Giorgia Melonia is to become Italy's first far right leader since the last one ended up swinging by his feet from a gas station canopy in the Piazzale Loreto. Though her party won only 26% of the vote, it was by far the largest in the country's snap election and she forms a coalition with the parties of fellow far-right character Matteo Salvini and longtime prime minister Silvio Berlusconi.
The Italy beloved by the world for its food, art, history and culture is just not working for a large part of its own population. A perpetually stagnant economy has helped fuel a massive brain drain. The political gerontocracy of recycled ageing men in suits has prompted a massive desire for change. Enough Italians feel that Giorgia Meloni represents that – for better or worse. … And while she insists her party has consigned fascism to history, a country that never had the equivalent of Germany's denazification has allowed traces of its dark past to permeate through its post-war politics.

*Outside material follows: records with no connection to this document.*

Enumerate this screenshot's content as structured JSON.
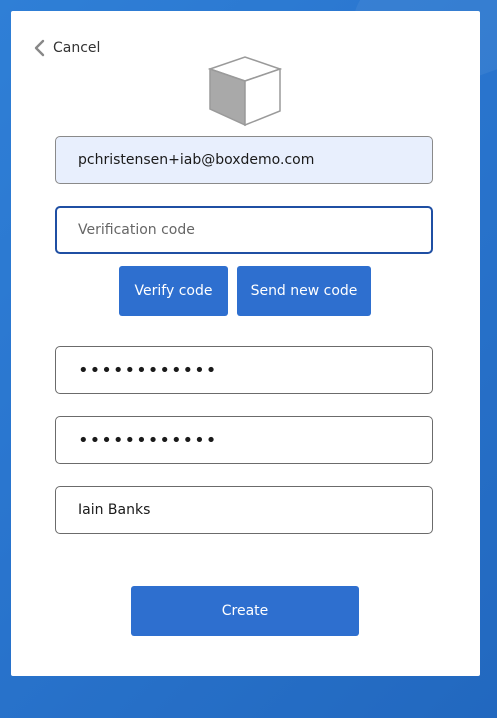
{
  "cancel": {
    "label": "Cancel",
    "icon": "chevron-left-icon"
  },
  "logo": {
    "icon": "cube-logo-icon"
  },
  "form": {
    "email_value": "pchristensen+iab@boxdemo.com",
    "verification_placeholder": "Verification code",
    "verify_label": "Verify code",
    "send_new_label": "Send new code",
    "password_value": "••••••••••••",
    "confirm_password_value": "••••••••••••",
    "name_value": "Iain Banks",
    "create_label": "Create"
  },
  "colors": {
    "accent": "#2e6fcf",
    "background": "#2a76cf",
    "email_fill": "#e8effd",
    "focus_border": "#1f4fa3"
  }
}
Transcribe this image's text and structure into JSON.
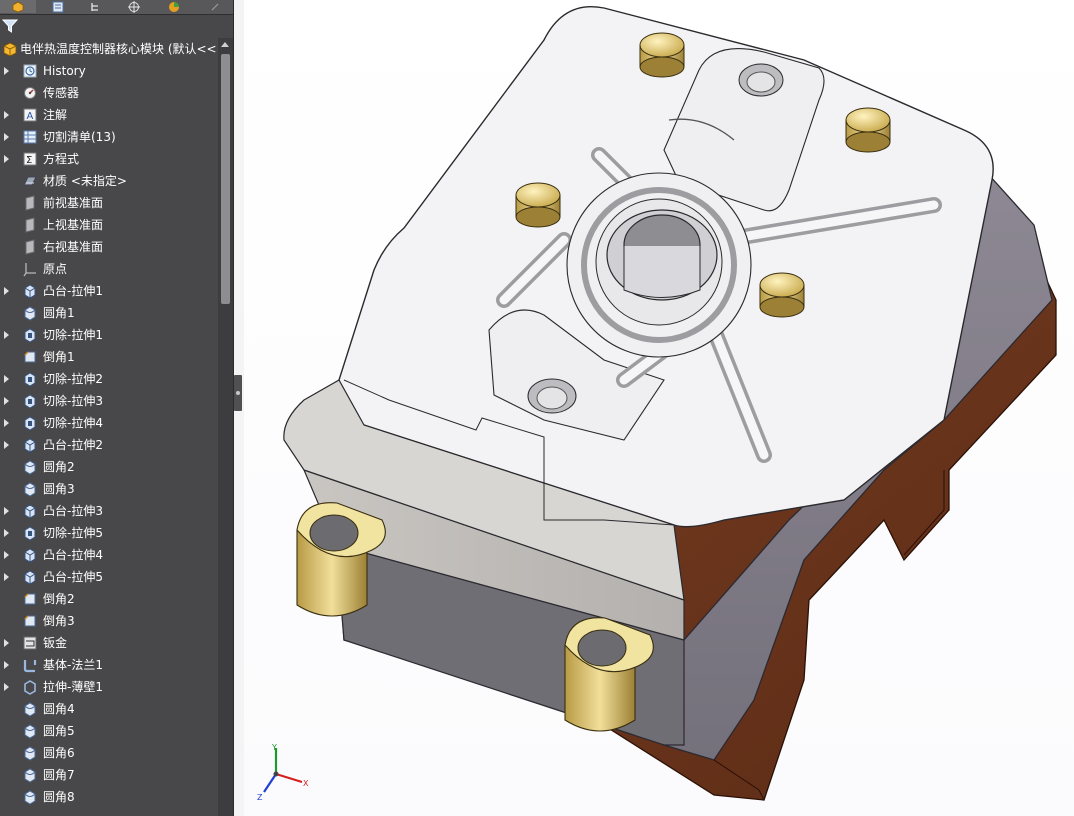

The bad news is clear. Meloni claims she is no longer a fascist, but remains as far right as ever on social policy, immigration, gay rights, abortion and other issues. The "good" news is that the longevity of Italian governments is usually measured in months.